What Does It Mean to Be Classified as “Permanently Partially Disabled”?
by cjleclaire
 Pyrros Serres
Oct 19, 2017 | 154 views | 0 0 comments | 14 14 recommendations | email to a friend | print | permalink

When you have been hurt on the job, there are typically four different ways your injury can be classified:

  • Temporary partial disability—something that is short-term and does not prevent you from being gainfully employed in some capacity
  • Temporary total disability—something that is short-term, but prevents you from working at all
  • Permanent total disability—something that will be with you the rest of your life, and that will likely prevent you from ever working again
  • Permanent partial disability—a condition that is permanent, but won’t necessarily keep you from working some other type of job

If you are classified as permanently partially disabled, you are typically entitled to continue to receive payments based on your percentage of disability. You must also show, though, that you have tried to find work that you can perform with the limitations your permanent injury imposes on you. In addition, you may be required to submit to periodic re-evaluations to determine if your medical condition has changed, and if you are still eligible for disability benefits through the workers’ compensation  program.

What is Permanent Partial Disability?

Experienced NYC | Brooklyn | Bronx | Queens Workers’ Compensation Attorneys

At Pyrros & Serres LLP, we handle all matters related to workers’ compensation and Social Security disability claims for people in Queens, Brooklyn, the Bronx and across the greater New York City metropolitan area.
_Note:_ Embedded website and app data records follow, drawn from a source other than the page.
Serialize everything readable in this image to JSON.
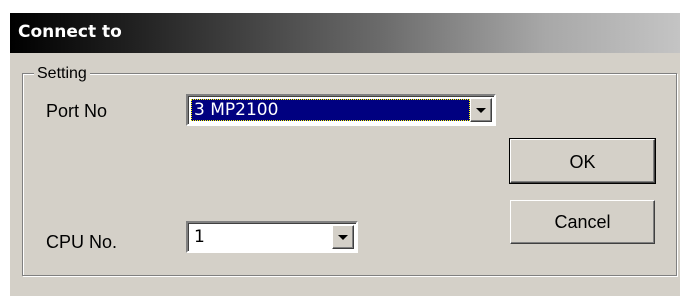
{
  "window": {
    "title": "Connect to"
  },
  "group": {
    "label": "Setting"
  },
  "port": {
    "label": "Port No",
    "selected_value": "3  MP2100"
  },
  "cpu": {
    "label": "CPU No.",
    "selected_value": "1"
  },
  "buttons": {
    "ok_label": "OK",
    "cancel_label": "Cancel"
  },
  "icons": {
    "dropdown": "chevron-down-icon"
  },
  "colors": {
    "face": "#d4d0c8",
    "selection": "#000080",
    "title_start": "#000000",
    "title_end": "#c4c4c4"
  }
}
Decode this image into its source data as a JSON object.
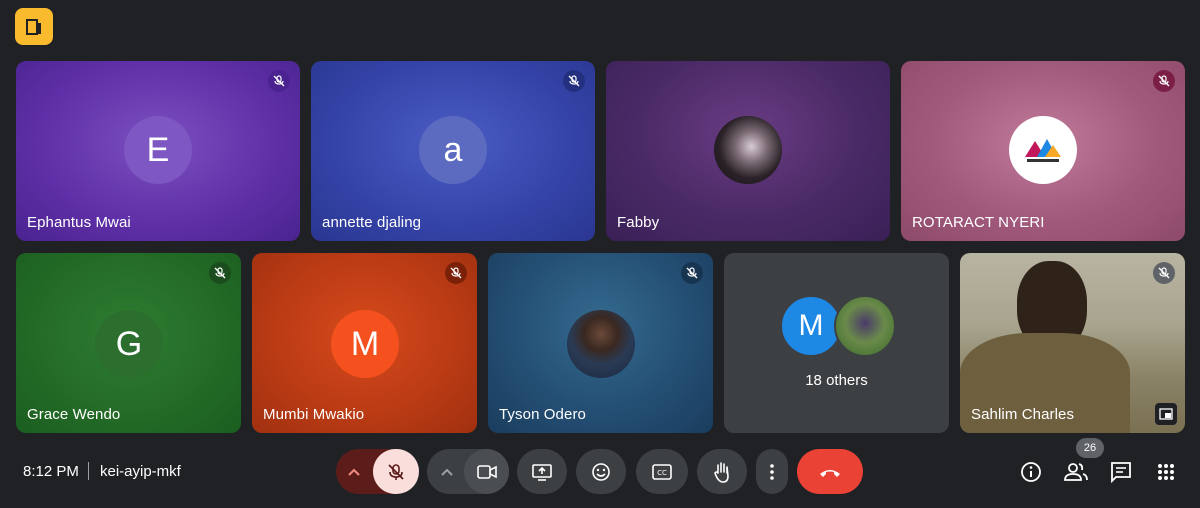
{
  "participants": [
    {
      "name": "Ephantus Mwai",
      "initial": "E"
    },
    {
      "name": "annette djaling",
      "initial": "a"
    },
    {
      "name": "Fabby"
    },
    {
      "name": "ROTARACT NYERI"
    },
    {
      "name": "Grace Wendo",
      "initial": "G"
    },
    {
      "name": "Mumbi Mwakio",
      "initial": "M"
    },
    {
      "name": "Tyson Odero"
    },
    {
      "name": "Sahlim Charles"
    }
  ],
  "others": {
    "initial": "M",
    "label": "18 others"
  },
  "meeting": {
    "time": "8:12 PM",
    "code": "kei-ayip-mkf"
  },
  "people_count": "26",
  "colors": {
    "leave": "#ea4335",
    "mic_off_bg": "#f9dedc",
    "badge": "#f9bb2d"
  }
}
Because of our reputation for effective advocacy, many of our new clients come to us as referrals from clients and other lawyers.

To learn more about the full scope of our practice, see our practice area overview page.

Pyrros & Serres LLP

Queens  Workers Compensation Attorneys | NYC | Brooklyn  | Bronx

 

Comments
(0)
Comments-icon Post a Comment
No Comments Yet
Tesla Fatal Car Crash: NTSB Reveals Need for Safeguards
by cjleclaire
 Sackstein Sackstein & Lee, LLP
Oct 19, 2017 | 167 views | 0 0 comments | 12 12 recommendations | email to a friend | print | permalink

The National Transportation Safety Board (NTSB) investigated the Tesla fatal car crash that occurred in May of 2016. The Tesla semi-automated car driven by Joshua Brown crashed into a tractor-trailer and hit it broadside as the trailer made a left turn. More than a year later after the crash, in September 2017, the NTSB stated that Tesla should have had more operation limitations on drivers of semi-automatic cars.

Facts About the Tesla Fata Car Crash

The New York Post reported that the accident occurred in Williston, Florida (southwest of Gainesville) at an intersection. Joshua Brown had set the cruise control for 74 mph two minutes before the crash occurred. The speed limit was 65 mph and neither the driver nor the autopilot sensors noticed the tractor-trailer and consequently neither applied the brakes. An under-ride accident occurred with the car passing under the trailer.

Tesla’s Response to the Accident

In June 2016, Tesla said that Autopilot “is not perfect and still requires the driver to remain alert.”

Brown’s family released a state in September that stated, “We heard numerous times that the car killed our son. That is simply not the case,” the family’s statement said. “There was a small window of time when neither Joshua nor the Tesla features noticed the truck making the left-hand turn in front of the car.”

The statement went on to say, “People die every day in car accidents. Change always comes with risks, and zero tolerance for deaths would totally stop innovation and improvements.”

The family’s lawyer and spokesperson for Tesla declined to answer whether Tesla and the family had reached a legal settlement.

NTSB Holds Tesla Accountable

Certainly the truck driver and car driver had responsibility in not noticing each other’s vehicles. However, the NTSB also holds Tesla accountable. The Board believes the car needs safeguards such as the following:

  • Ensuring drivers paid attention and preventing over reliance on the automatic driving.
  • Allowing drivers only to use the system on highways and limited-access roads as the owner’s manual recommends.
  • Restricting use on roadways with cross traffic since the autopilot system does not reliably detect cross traffic.
  • Including further limitations to prevent drivers from misusing the system.

Semi-automatic cars are the bridge between driver controlled cars and completely automated cars. Accidents can occur until the correct balance is achieved and automation changes can actually prevent human errors.

Sackstein Sackstein & Lee, LLP focuses its practice primarily on personal injury cases.

Comments
(0)
Comments-icon Post a Comment
No Comments Yet